■ **What the exercise asks**
Wherever the word "Aktualizacje" shows up in the data, report the line it sits in.

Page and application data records
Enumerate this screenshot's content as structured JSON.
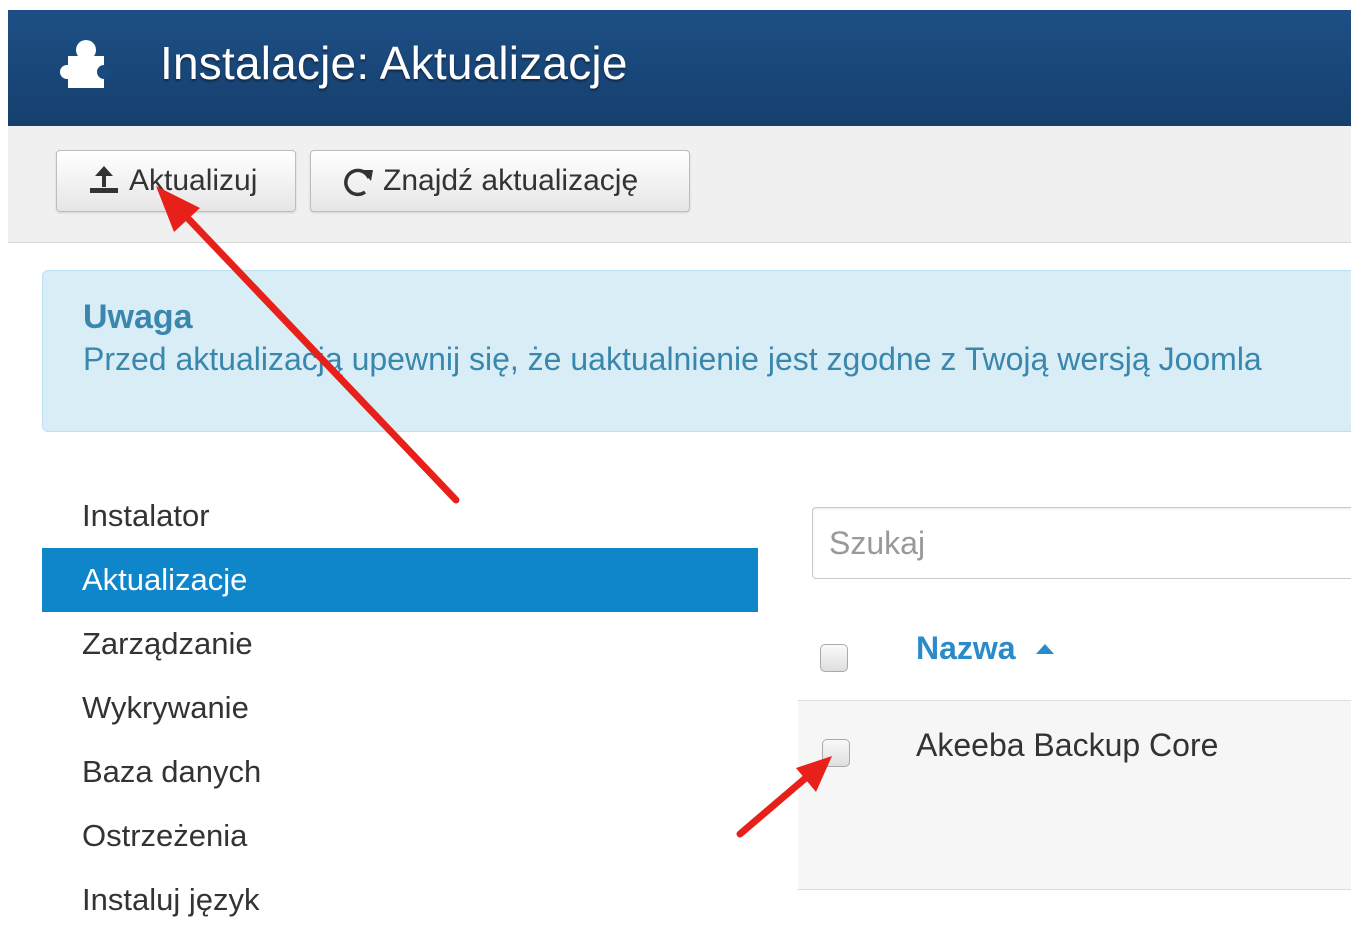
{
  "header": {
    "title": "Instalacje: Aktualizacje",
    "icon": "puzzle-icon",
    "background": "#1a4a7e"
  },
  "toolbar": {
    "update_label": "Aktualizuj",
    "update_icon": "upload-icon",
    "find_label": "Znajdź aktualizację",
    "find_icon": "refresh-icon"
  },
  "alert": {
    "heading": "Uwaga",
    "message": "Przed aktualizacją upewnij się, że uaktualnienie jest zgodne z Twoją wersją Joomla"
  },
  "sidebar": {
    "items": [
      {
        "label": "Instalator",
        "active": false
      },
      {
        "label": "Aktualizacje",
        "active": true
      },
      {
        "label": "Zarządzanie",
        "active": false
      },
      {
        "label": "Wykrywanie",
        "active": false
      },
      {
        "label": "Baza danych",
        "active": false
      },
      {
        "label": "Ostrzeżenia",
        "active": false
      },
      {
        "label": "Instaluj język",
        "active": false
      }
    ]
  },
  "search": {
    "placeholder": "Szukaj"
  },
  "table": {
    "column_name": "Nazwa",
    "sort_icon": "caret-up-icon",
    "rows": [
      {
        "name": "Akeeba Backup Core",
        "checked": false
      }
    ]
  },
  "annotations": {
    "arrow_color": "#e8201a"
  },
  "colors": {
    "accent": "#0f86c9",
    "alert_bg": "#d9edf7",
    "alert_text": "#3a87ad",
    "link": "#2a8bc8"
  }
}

■ **Answer box**
    "title": "Instalacje: Aktualizacje",
        "label": "Aktualizacje",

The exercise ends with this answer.